== Segment start ==
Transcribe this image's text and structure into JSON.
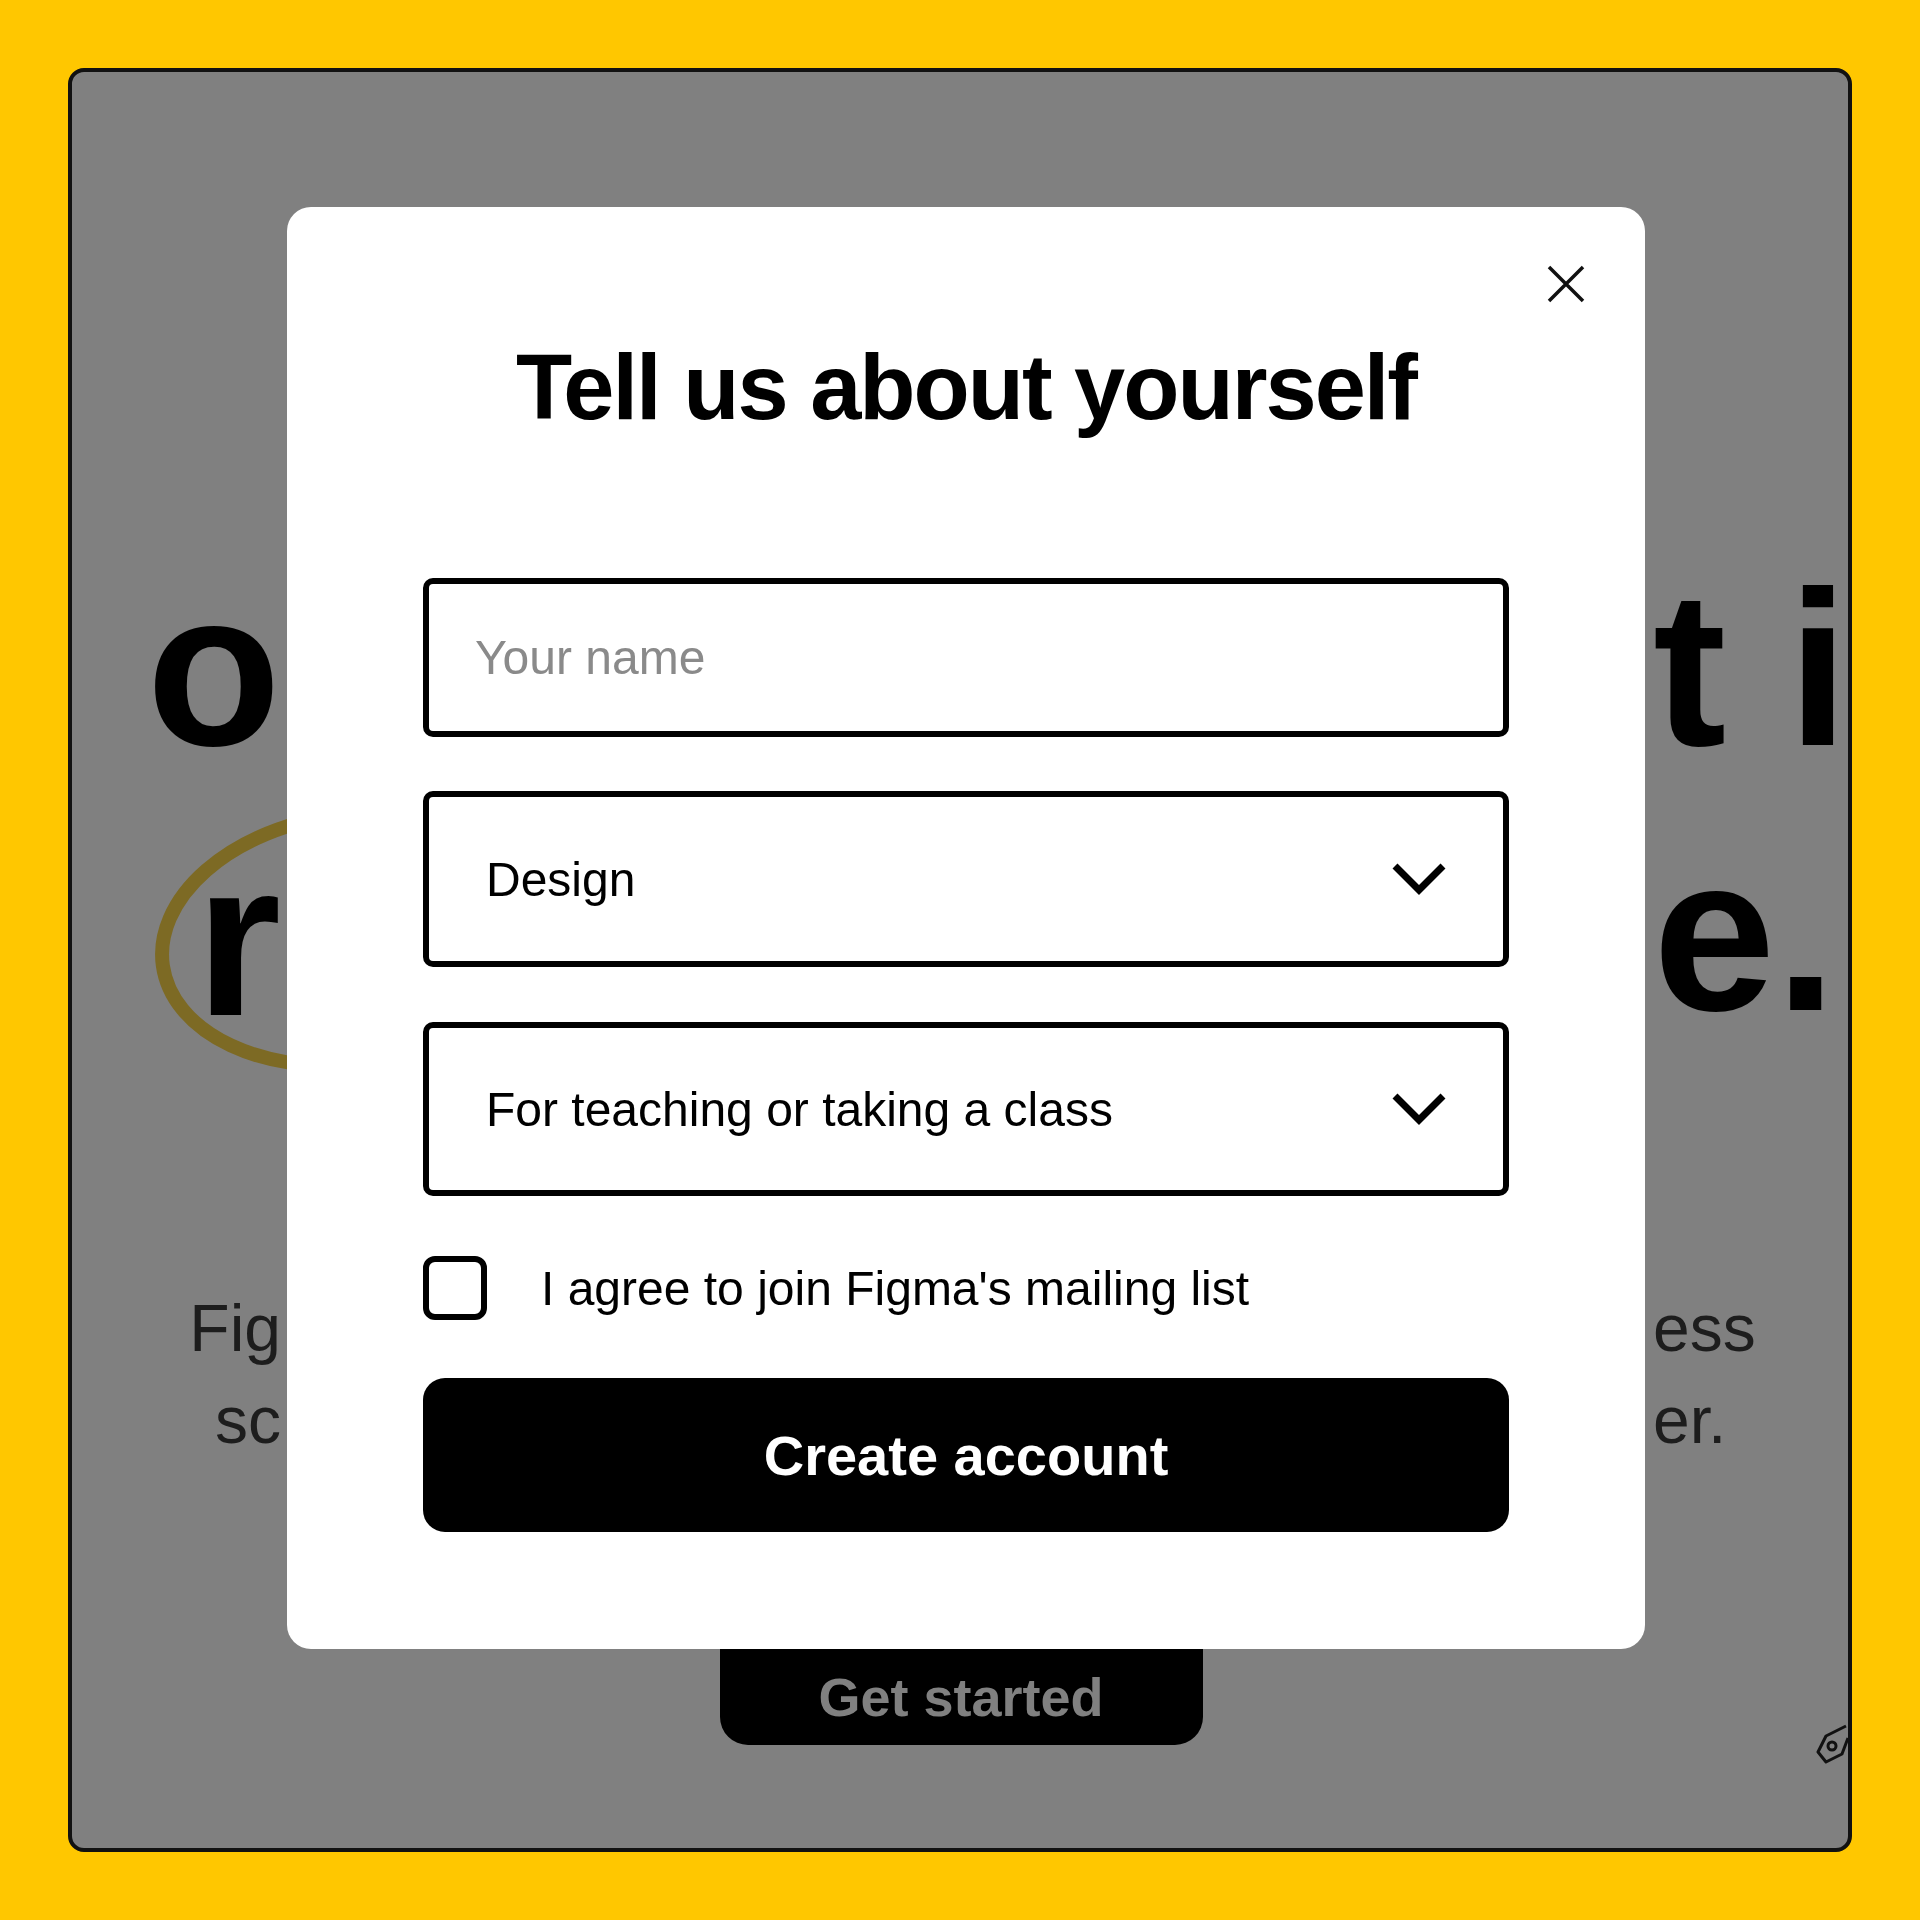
{
  "background_page": {
    "headline_lines": [
      {
        "left": "o",
        "right": "t i"
      },
      {
        "left": "r",
        "right": "e."
      }
    ],
    "body_lines": [
      {
        "left": "Fig",
        "right": "ess"
      },
      {
        "left": "sc",
        "right": "er."
      }
    ],
    "button": "Get started"
  },
  "dialog": {
    "title": "Tell us about yourself",
    "name_field": {
      "placeholder": "Your name"
    },
    "dropdowns": [
      {
        "value": "Design"
      },
      {
        "value": "For teaching or taking a class"
      }
    ],
    "checkbox": {
      "label": "I agree to join Figma's mailing list",
      "checked": false
    },
    "submit_button": "Create account"
  }
}
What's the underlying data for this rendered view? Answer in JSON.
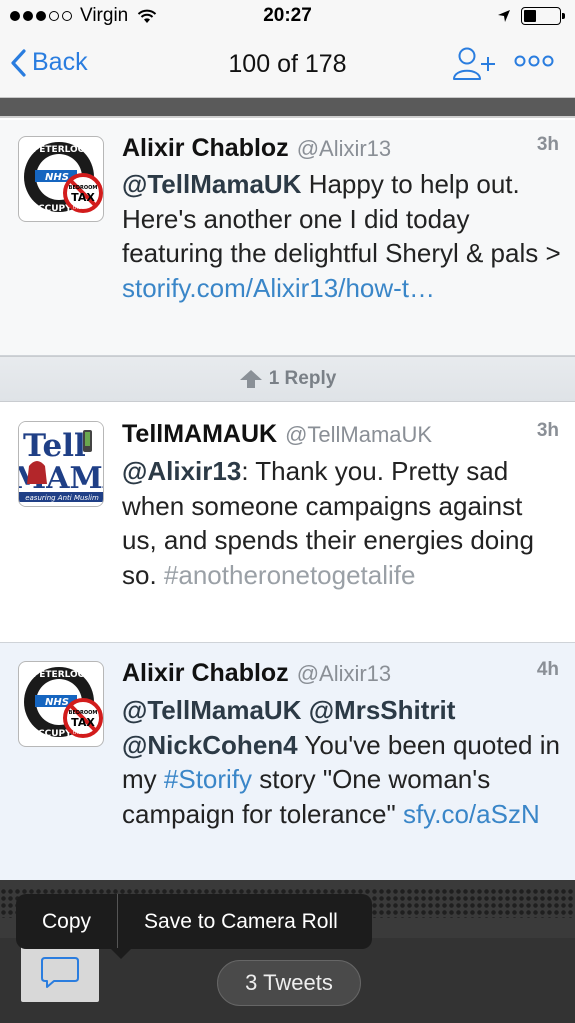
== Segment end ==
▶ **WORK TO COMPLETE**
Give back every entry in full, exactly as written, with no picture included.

▶ **TASK RESULT**
Transcribe this image's text and structure into JSON.
{
  "background_page": {
    "headline_lines": [
      {
        "left": "o",
        "right": "t i"
      },
      {
        "left": "r",
        "right": "e."
      }
    ],
    "body_lines": [
      {
        "left": "Fig",
        "right": "ess"
      },
      {
        "left": "sc",
        "right": "er."
      }
    ],
    "button": "Get started"
  },
  "dialog": {
    "title": "Tell us about yourself",
    "name_field": {
      "placeholder": "Your name"
    },
    "dropdowns": [
      {
        "value": "Design"
      },
      {
        "value": "For teaching or taking a class"
      }
    ],
    "checkbox": {
      "label": "I agree to join Figma's mailing list",
      "checked": false
    },
    "submit_button": "Create account"
  }
}
What's the underlying data for this rendered view? Answer in JSON.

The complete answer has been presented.